• **WHAT NEEDS TO BE DONE**
Filter the data for "icon" and copy matching lines.

#####

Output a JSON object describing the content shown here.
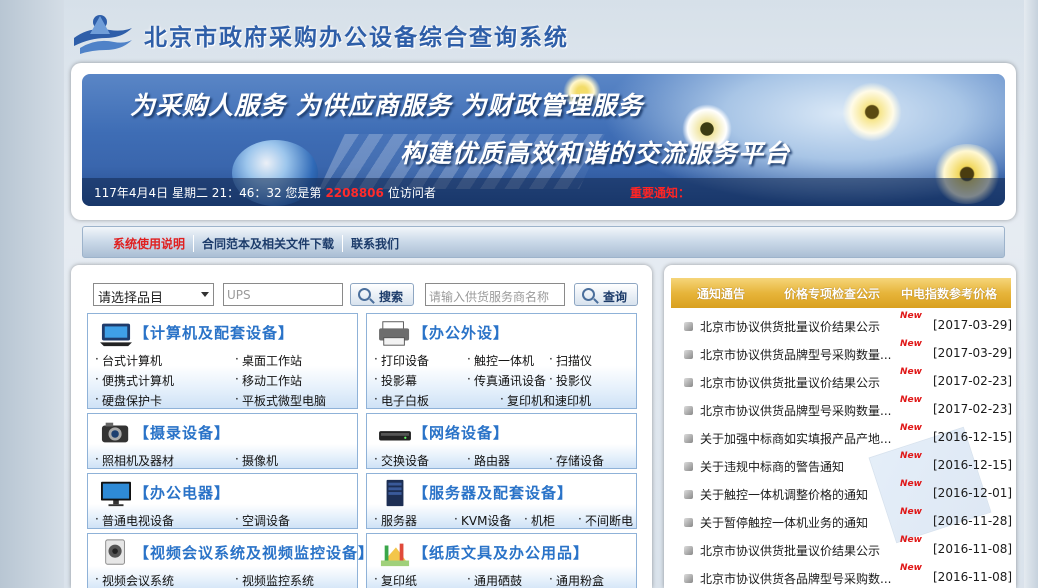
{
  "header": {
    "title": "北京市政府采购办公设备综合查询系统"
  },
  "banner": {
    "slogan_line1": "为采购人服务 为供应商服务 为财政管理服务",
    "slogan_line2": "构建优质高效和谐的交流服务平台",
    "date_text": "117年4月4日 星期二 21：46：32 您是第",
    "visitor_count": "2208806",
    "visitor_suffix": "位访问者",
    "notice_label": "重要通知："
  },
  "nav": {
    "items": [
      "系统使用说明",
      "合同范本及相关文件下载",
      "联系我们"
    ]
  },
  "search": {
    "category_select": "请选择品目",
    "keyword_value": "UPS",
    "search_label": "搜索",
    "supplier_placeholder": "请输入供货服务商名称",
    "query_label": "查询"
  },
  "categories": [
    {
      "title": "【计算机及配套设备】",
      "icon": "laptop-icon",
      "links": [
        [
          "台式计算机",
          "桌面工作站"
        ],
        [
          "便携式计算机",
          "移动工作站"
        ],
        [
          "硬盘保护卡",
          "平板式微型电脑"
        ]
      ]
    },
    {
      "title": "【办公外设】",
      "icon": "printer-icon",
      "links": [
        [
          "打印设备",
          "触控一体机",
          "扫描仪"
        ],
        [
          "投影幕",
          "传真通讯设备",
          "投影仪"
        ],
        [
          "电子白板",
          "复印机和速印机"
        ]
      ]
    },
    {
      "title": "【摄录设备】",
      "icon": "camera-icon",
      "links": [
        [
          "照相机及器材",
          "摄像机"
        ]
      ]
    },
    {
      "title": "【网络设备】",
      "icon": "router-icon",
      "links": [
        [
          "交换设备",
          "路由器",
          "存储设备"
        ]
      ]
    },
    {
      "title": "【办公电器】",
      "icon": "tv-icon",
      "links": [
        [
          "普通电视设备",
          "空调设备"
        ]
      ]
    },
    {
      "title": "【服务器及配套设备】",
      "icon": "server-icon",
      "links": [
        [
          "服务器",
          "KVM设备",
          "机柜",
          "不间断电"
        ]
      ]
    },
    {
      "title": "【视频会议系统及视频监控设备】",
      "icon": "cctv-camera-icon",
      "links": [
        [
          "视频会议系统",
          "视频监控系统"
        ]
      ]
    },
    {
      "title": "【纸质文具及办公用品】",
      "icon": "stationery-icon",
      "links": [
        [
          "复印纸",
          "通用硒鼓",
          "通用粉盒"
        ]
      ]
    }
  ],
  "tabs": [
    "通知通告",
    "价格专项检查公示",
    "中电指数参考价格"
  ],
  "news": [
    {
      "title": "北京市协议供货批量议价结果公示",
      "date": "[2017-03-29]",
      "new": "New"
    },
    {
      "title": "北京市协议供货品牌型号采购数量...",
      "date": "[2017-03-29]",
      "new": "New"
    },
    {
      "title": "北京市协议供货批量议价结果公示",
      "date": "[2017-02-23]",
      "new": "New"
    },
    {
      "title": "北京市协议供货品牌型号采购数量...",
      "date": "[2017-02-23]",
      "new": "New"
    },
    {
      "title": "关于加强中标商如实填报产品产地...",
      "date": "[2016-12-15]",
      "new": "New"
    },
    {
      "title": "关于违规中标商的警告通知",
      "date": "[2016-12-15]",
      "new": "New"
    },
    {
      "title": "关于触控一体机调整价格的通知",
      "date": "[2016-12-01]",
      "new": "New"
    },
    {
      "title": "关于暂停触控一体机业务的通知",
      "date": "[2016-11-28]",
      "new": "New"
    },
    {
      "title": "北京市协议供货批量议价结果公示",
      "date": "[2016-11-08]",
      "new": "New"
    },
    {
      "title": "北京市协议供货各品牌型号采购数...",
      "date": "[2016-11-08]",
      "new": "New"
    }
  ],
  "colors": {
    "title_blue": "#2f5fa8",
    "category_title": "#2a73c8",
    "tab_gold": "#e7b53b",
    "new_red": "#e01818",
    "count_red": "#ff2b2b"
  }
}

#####

• **OUTPUT FOR THIS TASK**
      "icon": "laptop-icon",
      "icon": "printer-icon",
      "icon": "camera-icon",
      "icon": "router-icon",
      "icon": "tv-icon",
      "icon": "server-icon",
      "icon": "cctv-camera-icon",
      "icon": "stationery-icon",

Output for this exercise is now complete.